(Saved data entries)

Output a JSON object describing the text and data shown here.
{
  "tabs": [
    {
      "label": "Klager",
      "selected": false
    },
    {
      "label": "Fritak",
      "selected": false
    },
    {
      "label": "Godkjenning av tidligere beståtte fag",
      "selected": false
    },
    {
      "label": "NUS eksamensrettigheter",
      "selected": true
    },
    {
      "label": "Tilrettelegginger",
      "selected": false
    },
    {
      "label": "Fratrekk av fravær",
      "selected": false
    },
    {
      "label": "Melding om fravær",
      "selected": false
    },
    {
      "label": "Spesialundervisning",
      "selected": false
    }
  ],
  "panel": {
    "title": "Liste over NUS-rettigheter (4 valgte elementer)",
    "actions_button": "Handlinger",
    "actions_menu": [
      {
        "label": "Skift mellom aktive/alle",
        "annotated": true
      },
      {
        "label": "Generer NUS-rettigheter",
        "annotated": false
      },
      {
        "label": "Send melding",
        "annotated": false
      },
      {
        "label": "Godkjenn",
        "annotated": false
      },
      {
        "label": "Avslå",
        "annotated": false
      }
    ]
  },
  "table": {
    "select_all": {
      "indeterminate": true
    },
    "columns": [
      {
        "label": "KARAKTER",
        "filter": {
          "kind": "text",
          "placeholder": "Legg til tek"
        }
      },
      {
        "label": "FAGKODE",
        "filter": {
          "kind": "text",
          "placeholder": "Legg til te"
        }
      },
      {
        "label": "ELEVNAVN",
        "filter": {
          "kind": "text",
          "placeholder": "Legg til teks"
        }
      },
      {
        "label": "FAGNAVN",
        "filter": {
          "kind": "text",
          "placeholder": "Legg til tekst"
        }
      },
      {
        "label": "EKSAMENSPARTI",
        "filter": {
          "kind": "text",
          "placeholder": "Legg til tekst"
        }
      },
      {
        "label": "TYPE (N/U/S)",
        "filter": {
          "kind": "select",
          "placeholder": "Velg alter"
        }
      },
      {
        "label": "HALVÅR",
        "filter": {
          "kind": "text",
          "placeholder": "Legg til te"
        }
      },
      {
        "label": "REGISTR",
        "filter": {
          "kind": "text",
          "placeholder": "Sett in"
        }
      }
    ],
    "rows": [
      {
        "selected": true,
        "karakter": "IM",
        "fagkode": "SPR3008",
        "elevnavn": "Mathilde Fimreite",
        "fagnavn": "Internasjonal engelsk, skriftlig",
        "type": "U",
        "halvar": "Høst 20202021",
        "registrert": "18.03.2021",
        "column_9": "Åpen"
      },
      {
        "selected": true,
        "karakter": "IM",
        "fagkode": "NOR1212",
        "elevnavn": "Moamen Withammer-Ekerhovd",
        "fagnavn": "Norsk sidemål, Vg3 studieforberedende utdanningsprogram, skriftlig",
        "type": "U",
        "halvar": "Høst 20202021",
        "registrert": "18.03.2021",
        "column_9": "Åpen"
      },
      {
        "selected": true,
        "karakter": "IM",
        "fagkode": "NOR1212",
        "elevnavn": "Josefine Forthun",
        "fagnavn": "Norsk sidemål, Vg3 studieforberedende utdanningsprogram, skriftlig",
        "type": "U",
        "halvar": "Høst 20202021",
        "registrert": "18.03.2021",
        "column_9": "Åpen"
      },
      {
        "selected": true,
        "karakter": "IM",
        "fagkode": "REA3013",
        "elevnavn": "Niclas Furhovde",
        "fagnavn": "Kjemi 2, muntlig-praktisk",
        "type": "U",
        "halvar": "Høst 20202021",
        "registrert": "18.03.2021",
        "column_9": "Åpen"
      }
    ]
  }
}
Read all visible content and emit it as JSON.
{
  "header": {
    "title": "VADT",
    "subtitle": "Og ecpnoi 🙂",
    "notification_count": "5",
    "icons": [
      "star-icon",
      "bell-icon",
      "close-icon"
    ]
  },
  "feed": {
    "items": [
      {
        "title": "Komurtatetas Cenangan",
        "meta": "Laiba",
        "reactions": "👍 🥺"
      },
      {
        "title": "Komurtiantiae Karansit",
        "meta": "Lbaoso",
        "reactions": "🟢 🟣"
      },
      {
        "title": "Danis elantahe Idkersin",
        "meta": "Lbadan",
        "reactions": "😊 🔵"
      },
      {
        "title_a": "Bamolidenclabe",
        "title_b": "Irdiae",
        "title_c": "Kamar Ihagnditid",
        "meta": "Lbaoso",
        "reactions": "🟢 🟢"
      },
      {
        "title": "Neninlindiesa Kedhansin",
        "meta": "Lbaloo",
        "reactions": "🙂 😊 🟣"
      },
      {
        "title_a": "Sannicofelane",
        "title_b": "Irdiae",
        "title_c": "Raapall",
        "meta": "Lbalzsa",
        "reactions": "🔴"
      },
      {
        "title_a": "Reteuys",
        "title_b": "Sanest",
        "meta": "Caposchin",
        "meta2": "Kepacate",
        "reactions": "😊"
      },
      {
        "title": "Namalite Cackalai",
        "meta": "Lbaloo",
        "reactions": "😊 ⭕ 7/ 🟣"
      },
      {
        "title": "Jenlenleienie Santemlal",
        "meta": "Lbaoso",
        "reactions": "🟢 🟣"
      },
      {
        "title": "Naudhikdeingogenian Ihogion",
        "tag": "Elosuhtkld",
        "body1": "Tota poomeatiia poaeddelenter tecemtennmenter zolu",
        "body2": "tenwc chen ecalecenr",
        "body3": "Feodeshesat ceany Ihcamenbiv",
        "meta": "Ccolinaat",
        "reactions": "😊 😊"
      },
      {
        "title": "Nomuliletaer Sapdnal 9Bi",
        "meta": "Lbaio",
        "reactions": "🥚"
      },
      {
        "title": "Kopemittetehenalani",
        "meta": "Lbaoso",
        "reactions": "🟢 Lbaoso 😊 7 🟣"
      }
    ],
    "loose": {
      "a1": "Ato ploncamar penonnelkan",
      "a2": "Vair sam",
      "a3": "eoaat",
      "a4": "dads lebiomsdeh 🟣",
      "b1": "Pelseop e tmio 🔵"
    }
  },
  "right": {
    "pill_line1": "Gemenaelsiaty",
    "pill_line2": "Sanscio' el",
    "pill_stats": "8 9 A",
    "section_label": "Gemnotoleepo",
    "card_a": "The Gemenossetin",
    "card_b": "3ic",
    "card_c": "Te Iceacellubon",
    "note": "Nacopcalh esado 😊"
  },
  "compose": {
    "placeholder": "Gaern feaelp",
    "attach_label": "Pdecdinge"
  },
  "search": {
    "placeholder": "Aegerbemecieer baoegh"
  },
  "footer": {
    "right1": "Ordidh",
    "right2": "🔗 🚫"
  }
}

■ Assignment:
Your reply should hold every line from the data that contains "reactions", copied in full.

■ Your solution:
        "reactions": "👍 🥺"
        "reactions": "🟢 🟣"
        "reactions": "😊 🔵"
        "reactions": "🟢 🟢"
        "reactions": "🙂 😊 🟣"
        "reactions": "🔴"
        "reactions": "😊"
        "reactions": "😊 ⭕ 7/ 🟣"
        "reactions": "🟢 🟣"
        "reactions": "😊 😊"
        "reactions": "🥚"
        "reactions": "🟢 Lbaoso 😊 7 🟣"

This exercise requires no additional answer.